Exercise materials:

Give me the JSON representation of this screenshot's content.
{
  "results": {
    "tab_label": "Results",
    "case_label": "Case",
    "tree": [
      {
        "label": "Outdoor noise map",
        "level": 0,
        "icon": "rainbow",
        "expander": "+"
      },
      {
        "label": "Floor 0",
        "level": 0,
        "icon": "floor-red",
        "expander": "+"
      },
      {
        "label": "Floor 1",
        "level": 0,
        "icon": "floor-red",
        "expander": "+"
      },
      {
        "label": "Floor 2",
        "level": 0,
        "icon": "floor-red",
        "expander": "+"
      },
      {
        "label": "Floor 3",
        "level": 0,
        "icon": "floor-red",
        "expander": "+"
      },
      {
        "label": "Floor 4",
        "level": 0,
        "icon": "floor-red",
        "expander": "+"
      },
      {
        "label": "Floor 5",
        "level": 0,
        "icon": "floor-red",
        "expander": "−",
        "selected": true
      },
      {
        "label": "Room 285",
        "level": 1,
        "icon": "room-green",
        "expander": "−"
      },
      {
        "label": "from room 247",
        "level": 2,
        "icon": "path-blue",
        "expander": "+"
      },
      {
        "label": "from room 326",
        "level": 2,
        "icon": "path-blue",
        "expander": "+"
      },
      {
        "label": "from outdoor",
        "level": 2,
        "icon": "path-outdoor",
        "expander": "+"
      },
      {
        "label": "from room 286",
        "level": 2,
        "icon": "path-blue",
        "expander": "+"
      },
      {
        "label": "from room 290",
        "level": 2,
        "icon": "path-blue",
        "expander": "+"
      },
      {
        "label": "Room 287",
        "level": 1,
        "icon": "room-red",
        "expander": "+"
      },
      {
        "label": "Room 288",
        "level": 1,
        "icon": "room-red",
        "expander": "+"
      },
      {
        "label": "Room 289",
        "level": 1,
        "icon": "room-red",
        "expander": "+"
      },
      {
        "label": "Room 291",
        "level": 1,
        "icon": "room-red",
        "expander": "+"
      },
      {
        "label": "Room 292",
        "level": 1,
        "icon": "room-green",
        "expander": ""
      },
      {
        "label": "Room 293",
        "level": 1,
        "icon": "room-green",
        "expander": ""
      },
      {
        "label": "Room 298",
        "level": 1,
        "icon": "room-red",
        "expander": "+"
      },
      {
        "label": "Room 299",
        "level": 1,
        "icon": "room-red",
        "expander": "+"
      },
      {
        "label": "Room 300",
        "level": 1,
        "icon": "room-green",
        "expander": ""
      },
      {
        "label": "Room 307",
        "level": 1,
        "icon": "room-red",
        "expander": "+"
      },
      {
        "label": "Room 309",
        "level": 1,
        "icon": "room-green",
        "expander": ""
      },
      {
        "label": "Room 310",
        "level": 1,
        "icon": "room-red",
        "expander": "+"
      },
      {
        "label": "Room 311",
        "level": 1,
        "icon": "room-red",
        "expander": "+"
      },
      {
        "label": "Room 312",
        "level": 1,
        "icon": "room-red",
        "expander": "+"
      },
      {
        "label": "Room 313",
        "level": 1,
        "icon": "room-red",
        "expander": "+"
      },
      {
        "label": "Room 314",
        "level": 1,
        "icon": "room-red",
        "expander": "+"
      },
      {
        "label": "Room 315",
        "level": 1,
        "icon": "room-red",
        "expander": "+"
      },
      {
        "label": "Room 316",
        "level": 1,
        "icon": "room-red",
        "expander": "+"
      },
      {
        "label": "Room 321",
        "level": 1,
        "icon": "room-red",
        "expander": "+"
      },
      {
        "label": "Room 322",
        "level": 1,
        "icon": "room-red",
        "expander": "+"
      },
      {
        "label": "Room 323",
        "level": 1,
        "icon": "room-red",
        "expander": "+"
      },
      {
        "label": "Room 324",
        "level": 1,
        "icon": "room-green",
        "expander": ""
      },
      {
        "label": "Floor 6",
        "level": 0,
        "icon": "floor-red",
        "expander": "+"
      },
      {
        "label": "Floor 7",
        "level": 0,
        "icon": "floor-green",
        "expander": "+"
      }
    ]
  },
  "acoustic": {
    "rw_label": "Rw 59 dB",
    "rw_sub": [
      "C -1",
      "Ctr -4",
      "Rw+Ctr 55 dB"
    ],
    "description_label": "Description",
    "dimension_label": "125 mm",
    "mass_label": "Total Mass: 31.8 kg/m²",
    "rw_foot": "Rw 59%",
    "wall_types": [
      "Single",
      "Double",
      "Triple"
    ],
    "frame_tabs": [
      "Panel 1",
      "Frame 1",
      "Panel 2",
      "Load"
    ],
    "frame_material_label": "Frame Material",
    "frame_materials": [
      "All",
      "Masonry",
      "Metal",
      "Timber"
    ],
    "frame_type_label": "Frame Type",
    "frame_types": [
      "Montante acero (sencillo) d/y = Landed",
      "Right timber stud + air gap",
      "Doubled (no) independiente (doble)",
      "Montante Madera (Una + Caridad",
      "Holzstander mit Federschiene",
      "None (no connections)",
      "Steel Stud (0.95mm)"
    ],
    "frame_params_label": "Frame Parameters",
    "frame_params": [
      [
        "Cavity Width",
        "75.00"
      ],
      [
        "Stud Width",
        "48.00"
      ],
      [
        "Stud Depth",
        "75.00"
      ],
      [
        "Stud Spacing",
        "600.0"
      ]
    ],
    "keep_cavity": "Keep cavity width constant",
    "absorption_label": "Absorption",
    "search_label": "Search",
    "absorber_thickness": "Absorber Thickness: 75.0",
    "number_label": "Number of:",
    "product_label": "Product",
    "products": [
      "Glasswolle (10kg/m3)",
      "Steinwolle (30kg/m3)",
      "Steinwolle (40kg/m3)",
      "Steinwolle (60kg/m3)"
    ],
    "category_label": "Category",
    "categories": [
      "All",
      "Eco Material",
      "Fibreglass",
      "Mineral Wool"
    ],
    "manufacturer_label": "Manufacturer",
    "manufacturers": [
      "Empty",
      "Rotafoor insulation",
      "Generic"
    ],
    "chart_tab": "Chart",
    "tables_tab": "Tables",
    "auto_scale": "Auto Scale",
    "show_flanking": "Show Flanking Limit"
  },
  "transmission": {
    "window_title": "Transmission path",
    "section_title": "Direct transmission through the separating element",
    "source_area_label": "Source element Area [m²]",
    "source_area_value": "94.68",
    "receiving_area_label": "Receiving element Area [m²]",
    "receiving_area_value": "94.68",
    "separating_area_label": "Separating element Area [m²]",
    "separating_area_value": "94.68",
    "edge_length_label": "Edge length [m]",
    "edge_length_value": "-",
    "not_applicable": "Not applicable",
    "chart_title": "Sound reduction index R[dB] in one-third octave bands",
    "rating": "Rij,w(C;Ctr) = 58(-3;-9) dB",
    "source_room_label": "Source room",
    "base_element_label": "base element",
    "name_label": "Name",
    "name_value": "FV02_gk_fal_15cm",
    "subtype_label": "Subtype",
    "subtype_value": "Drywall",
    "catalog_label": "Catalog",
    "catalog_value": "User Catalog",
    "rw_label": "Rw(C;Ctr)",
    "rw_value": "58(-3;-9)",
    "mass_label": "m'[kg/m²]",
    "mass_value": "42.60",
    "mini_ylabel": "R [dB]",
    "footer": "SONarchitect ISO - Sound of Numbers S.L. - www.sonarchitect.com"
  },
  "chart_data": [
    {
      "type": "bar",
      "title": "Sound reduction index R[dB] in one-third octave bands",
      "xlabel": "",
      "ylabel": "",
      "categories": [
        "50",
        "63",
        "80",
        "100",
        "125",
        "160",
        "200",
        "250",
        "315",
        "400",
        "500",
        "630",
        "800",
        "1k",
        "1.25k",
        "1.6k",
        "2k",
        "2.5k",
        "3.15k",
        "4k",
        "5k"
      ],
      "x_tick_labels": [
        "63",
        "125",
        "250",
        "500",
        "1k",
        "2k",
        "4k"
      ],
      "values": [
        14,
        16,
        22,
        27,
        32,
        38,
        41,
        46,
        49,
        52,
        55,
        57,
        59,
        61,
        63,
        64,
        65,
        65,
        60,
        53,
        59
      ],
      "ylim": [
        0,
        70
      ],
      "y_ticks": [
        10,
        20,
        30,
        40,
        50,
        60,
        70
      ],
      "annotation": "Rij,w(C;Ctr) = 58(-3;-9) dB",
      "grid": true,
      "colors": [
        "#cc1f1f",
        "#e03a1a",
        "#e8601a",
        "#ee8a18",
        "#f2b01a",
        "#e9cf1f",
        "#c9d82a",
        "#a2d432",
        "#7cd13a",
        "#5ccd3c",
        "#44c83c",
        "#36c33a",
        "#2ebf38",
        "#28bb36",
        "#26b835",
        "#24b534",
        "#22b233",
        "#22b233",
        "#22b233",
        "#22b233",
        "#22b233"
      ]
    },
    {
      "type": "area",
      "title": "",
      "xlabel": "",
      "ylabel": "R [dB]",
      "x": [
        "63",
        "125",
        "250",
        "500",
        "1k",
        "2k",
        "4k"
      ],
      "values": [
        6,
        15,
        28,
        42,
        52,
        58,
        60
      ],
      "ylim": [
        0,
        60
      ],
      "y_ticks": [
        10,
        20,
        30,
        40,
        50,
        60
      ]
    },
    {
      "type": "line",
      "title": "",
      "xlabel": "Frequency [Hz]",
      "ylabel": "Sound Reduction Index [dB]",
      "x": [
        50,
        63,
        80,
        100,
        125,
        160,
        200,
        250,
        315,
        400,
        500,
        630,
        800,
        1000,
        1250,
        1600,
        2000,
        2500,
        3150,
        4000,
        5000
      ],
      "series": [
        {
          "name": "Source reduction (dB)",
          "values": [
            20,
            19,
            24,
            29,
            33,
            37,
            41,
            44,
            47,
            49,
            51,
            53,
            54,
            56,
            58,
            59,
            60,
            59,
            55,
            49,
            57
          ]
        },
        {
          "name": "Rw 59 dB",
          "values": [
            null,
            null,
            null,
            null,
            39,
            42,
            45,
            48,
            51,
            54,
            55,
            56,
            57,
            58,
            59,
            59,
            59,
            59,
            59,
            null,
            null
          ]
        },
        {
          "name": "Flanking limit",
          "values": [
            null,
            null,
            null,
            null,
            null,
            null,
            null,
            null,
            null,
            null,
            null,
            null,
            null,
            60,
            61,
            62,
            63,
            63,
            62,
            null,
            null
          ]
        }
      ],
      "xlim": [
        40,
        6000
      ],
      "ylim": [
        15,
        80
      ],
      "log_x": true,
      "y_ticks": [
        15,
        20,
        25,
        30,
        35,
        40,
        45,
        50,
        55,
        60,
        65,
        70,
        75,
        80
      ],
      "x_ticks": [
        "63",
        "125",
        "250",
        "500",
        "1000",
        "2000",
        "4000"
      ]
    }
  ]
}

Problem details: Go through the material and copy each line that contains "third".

Written solution:
    "chart_title": "Sound reduction index R[dB] in one-third octave bands",
      "title": "Sound reduction index R[dB] in one-third octave bands",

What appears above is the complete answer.